### Problem description
Once the pictures are set aside, reproduce the remaining data exactly.

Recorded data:

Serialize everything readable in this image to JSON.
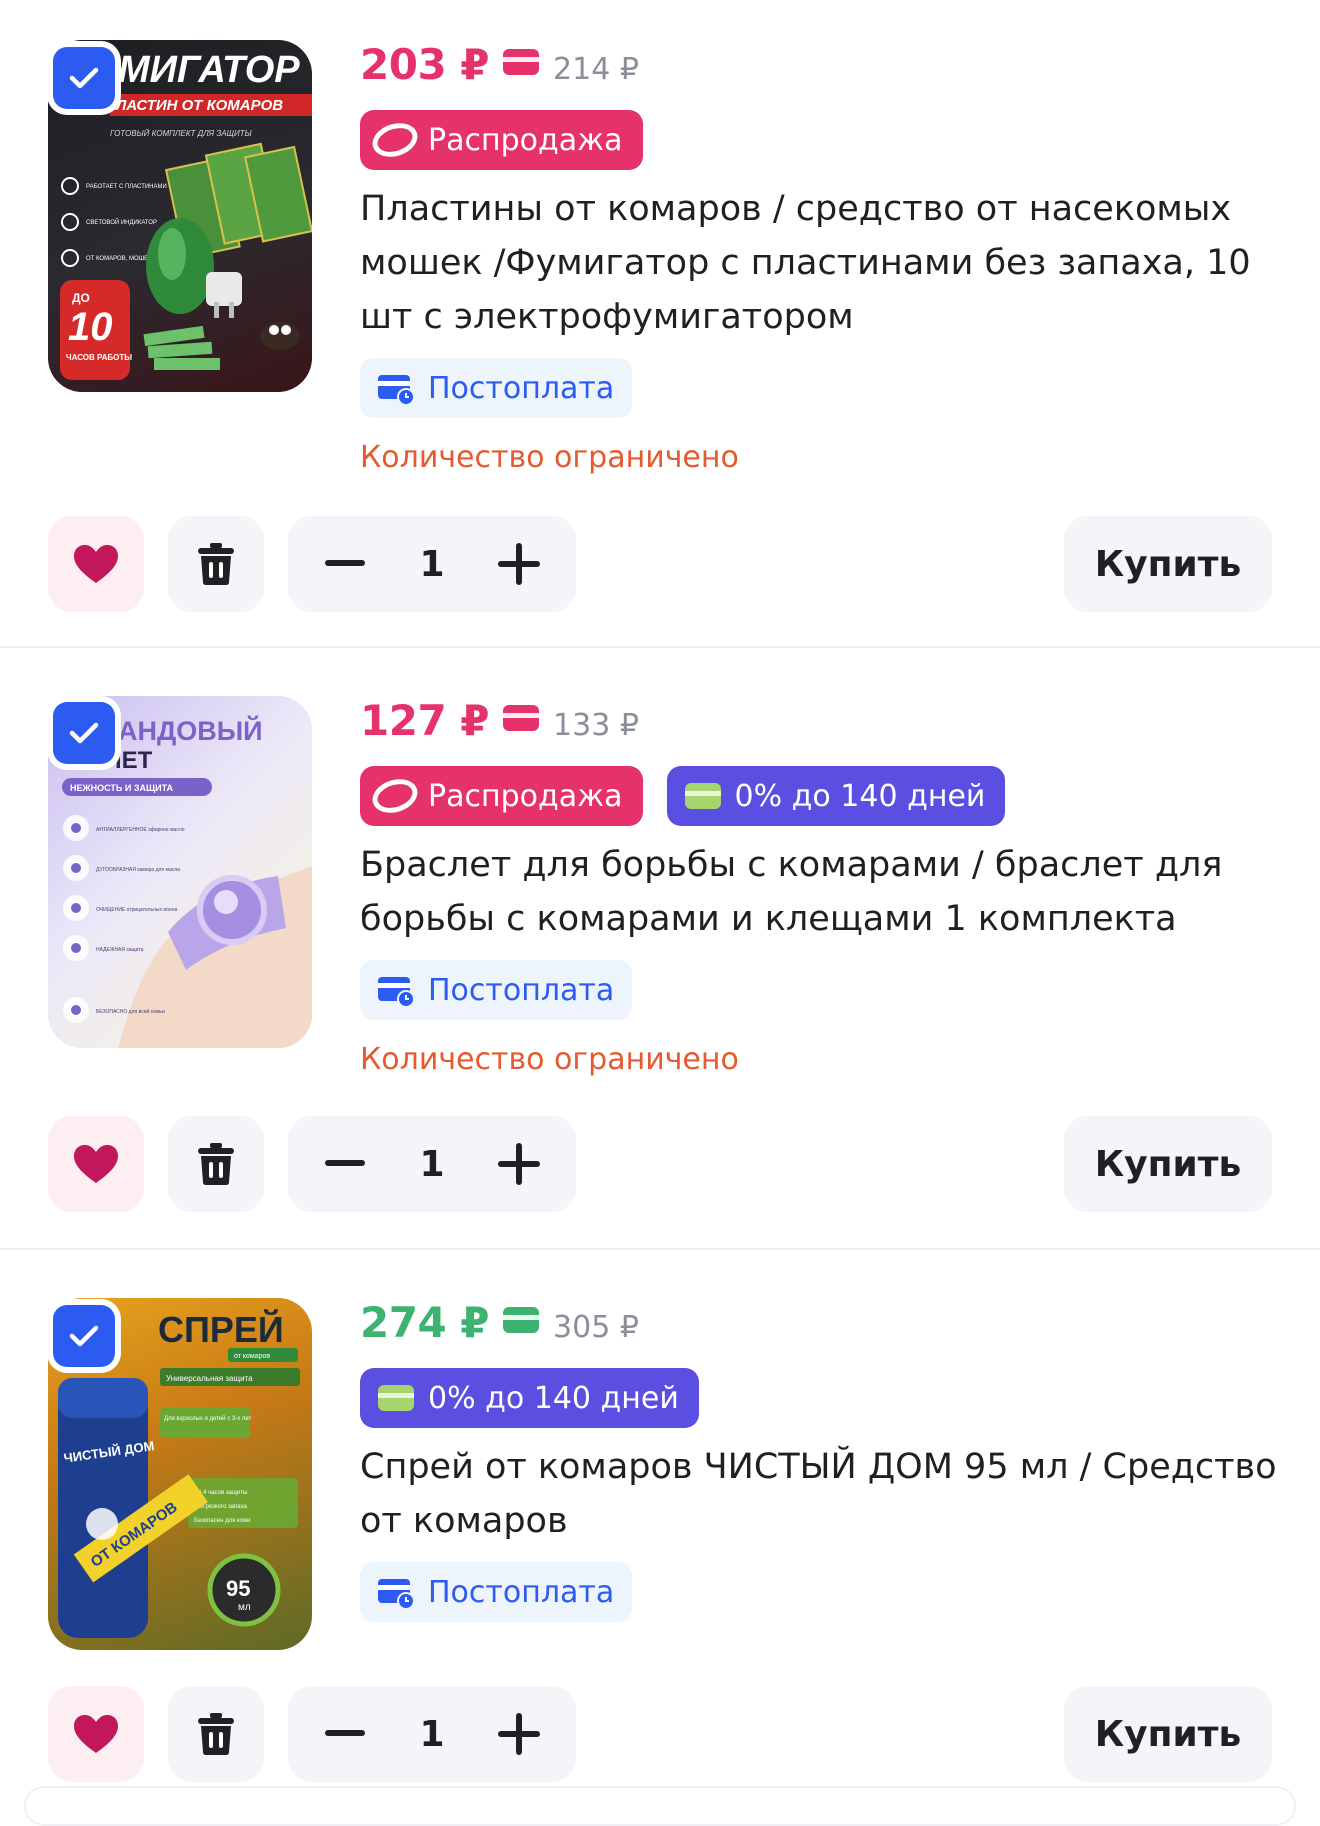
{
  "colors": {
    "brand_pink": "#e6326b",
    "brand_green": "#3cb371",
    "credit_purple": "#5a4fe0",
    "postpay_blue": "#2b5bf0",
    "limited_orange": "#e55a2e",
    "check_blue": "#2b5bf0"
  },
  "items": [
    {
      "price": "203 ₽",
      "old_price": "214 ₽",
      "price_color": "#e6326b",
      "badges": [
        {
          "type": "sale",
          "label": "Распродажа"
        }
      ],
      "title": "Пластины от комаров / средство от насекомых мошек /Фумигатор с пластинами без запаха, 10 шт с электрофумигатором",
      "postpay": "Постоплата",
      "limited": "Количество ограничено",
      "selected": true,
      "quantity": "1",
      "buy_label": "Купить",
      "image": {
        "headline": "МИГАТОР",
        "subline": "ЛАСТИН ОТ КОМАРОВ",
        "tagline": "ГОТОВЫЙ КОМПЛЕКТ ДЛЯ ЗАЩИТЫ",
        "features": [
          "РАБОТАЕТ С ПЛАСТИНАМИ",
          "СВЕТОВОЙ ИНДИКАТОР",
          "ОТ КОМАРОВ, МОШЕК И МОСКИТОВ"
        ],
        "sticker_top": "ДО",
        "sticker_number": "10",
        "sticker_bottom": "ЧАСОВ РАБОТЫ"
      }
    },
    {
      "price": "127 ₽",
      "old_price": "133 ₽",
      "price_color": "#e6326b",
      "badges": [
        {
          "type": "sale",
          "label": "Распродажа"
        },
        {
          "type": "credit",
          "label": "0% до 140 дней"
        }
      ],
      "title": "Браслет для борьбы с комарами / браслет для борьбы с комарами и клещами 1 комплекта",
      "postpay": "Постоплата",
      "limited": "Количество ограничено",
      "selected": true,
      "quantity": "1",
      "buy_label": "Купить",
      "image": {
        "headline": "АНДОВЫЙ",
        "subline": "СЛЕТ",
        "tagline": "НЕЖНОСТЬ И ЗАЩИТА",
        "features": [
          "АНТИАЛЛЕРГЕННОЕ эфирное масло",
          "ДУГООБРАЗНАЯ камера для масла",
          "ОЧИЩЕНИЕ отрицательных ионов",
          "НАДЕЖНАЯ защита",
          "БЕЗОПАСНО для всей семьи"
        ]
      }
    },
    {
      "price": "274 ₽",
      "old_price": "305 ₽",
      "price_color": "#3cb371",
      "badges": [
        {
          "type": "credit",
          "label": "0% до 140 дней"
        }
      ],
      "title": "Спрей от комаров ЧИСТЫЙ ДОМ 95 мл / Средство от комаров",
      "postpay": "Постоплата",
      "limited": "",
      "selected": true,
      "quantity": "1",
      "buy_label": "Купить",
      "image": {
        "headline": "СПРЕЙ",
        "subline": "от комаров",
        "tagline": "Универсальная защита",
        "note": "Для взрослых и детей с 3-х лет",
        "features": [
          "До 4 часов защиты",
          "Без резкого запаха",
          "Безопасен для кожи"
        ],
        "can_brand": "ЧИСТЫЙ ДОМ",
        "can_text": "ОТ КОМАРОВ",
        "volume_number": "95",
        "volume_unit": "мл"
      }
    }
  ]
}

### The completed task
Serialize everything readable in this image to JSON.
{
  "colors": {
    "brand_pink": "#e6326b",
    "brand_green": "#3cb371",
    "credit_purple": "#5a4fe0",
    "postpay_blue": "#2b5bf0",
    "limited_orange": "#e55a2e",
    "check_blue": "#2b5bf0"
  },
  "items": [
    {
      "price": "203 ₽",
      "old_price": "214 ₽",
      "price_color": "#e6326b",
      "badges": [
        {
          "type": "sale",
          "label": "Распродажа"
        }
      ],
      "title": "Пластины от комаров / средство от насекомых мошек /Фумигатор с пластинами без запаха, 10 шт с электрофумигатором",
      "postpay": "Постоплата",
      "limited": "Количество ограничено",
      "selected": true,
      "quantity": "1",
      "buy_label": "Купить",
      "image": {
        "headline": "МИГАТОР",
        "subline": "ЛАСТИН ОТ КОМАРОВ",
        "tagline": "ГОТОВЫЙ КОМПЛЕКТ ДЛЯ ЗАЩИТЫ",
        "features": [
          "РАБОТАЕТ С ПЛАСТИНАМИ",
          "СВЕТОВОЙ ИНДИКАТОР",
          "ОТ КОМАРОВ, МОШЕК И МОСКИТОВ"
        ],
        "sticker_top": "ДО",
        "sticker_number": "10",
        "sticker_bottom": "ЧАСОВ РАБОТЫ"
      }
    },
    {
      "price": "127 ₽",
      "old_price": "133 ₽",
      "price_color": "#e6326b",
      "badges": [
        {
          "type": "sale",
          "label": "Распродажа"
        },
        {
          "type": "credit",
          "label": "0% до 140 дней"
        }
      ],
      "title": "Браслет для борьбы с комарами / браслет для борьбы с комарами и клещами 1 комплекта",
      "postpay": "Постоплата",
      "limited": "Количество ограничено",
      "selected": true,
      "quantity": "1",
      "buy_label": "Купить",
      "image": {
        "headline": "АНДОВЫЙ",
        "subline": "СЛЕТ",
        "tagline": "НЕЖНОСТЬ И ЗАЩИТА",
        "features": [
          "АНТИАЛЛЕРГЕННОЕ эфирное масло",
          "ДУГООБРАЗНАЯ камера для масла",
          "ОЧИЩЕНИЕ отрицательных ионов",
          "НАДЕЖНАЯ защита",
          "БЕЗОПАСНО для всей семьи"
        ]
      }
    },
    {
      "price": "274 ₽",
      "old_price": "305 ₽",
      "price_color": "#3cb371",
      "badges": [
        {
          "type": "credit",
          "label": "0% до 140 дней"
        }
      ],
      "title": "Спрей от комаров ЧИСТЫЙ ДОМ 95 мл / Средство от комаров",
      "postpay": "Постоплата",
      "limited": "",
      "selected": true,
      "quantity": "1",
      "buy_label": "Купить",
      "image": {
        "headline": "СПРЕЙ",
        "subline": "от комаров",
        "tagline": "Универсальная защита",
        "note": "Для взрослых и детей с 3-х лет",
        "features": [
          "До 4 часов защиты",
          "Без резкого запаха",
          "Безопасен для кожи"
        ],
        "can_brand": "ЧИСТЫЙ ДОМ",
        "can_text": "ОТ КОМАРОВ",
        "volume_number": "95",
        "volume_unit": "мл"
      }
    }
  ]
}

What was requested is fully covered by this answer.